Understanding the body as a sensing and perceiving entity is still an alien concept to dance pedagogies in universities and private schools. Furthermore, dance can be a self-expressive and auto-ethnographic inquiry and is also a far reaching idea for our students. Hence, the mainstream dance pedagogy produces dancers who dance without self-motivation, but to satisfy the audience who come to see symbolic representation of the body. Yet a handful of dancers who are eagerly exploring other avenues for dance expressions are also facing complex issues that their artistic interventions are not fully accepted in the mainstream dance scholarship in the country. Moreover, dancers like Kanchana and others who have chosen a non-popular pathway to pursue their future dance careers have already faced deadlocks, as their artistic practices are not being accepted or sustained by institutions or organizations. Yet Kanchana is determined that she has to break her cocoon to be incarnated as a hybrid moth.
The author wishes to thank Himansi Dehigama and Sachini Senevirathe in preparing this paper. Further the author’s gratitude goes to dancer Kanchana Malshani.
Kwan, S. (2017). When Is Contemporary Dance? Dance Research Journal, [online] 49(3), pp.38–52. Available at: https://www.cambridge.org/core/journals/dance-research-journal/article/when-is-contemporary-dance/8D44743A01A1ECC8100C5E65C1142DC2 [Accessed 4 Oct. 2019].
Leavy, P. (2019). Handbook of arts-based research. New York: The Guilford Press.
old codger / December 28, 2020
According to the Web, Silambu is a form of martial arts in Tamil Nadu. Is this something different?
Jeeves / December 28, 2020
Silambu actually means the Anklet worn by the ancient Tamil women and male and female dancers of Barathanatiyam and other dance forms as well. even in the eastern Lanka they still wear it for “Nattu Kooththu”
one of the ancient five Tamil epics is ‘Silappathikaram’. Silambu+Athikaram.(chapters of silambu?)

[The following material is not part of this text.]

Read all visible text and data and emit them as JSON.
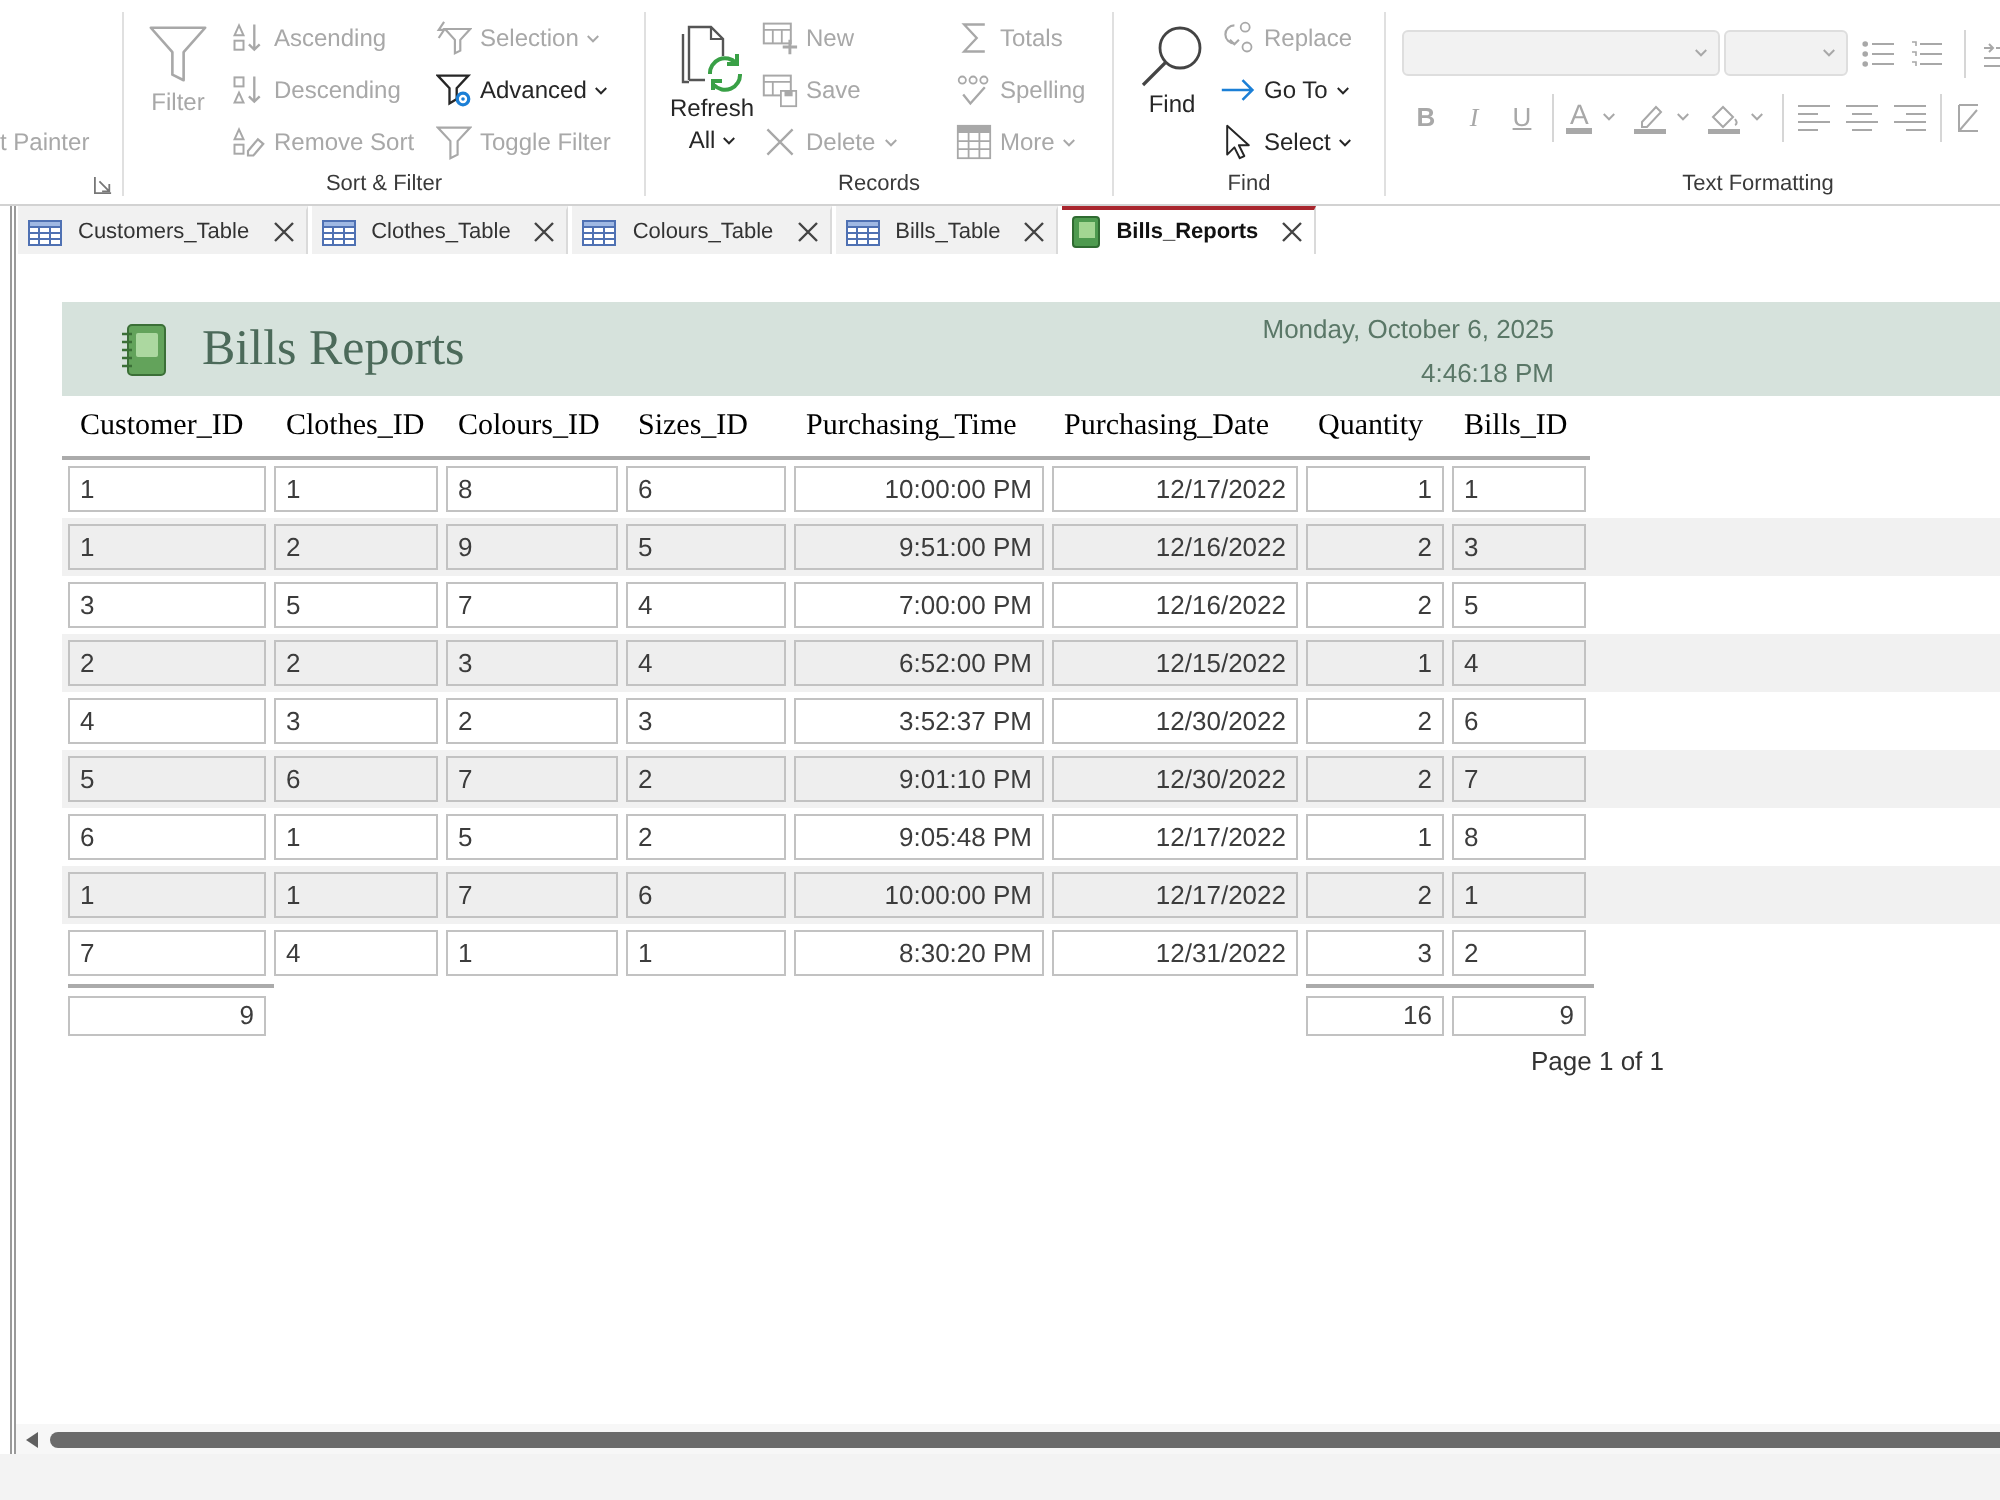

in it, Kannaki of Poompuhar town goes to the Pandiyan capital Mathurai, after her husband Kovalan is killed of mistaken identity by the king’s men, and burns Mathurai by cursing and throwing her ankle at the city. ( she proves she had pearls in her Anklet to disprove her husband did not steal from the queen which had gems inside. Puhar or Poompuhar is an ancien town mentioned by Greeks which is recorded in the Tamil literatures as swallowed by the sea. which could have been an early Indian ocean Tsunami.
A follow up literature, Manimekalai, (of the five) describes the early Tamil Buddhists.
there is also ‘silambattam’, Silambu+Attam, which is a Tamil and south Indian martial art which is still learnt. not sure about the etymology of that .
Jeeves / December 28, 2020
…and Kannaki became the ‘Paththini Deivam’ or the ‘Paththini Deiyo’ in Sri lanka
Rajash / December 29, 2020
OC – silambadi is a old Tamil martial art. Two warriors fighting using long hard sticks in Jaffna temple festivals known as thiruvila they still show case it
Jeeves / December 28, 2020
prove… not disprove… :)
RMN / December 29, 2020
I believe Kanchana’s silambu and kannaki’s revolt against the king over her silambu, both expresses their anger against injustice. Freedom with justice is the underlying message in both cases.
Silambam or silambattam is a form of martial art still played in Tamilndu. Web is erred by printing silambu instead of silambam. Jeeves is correct in his views.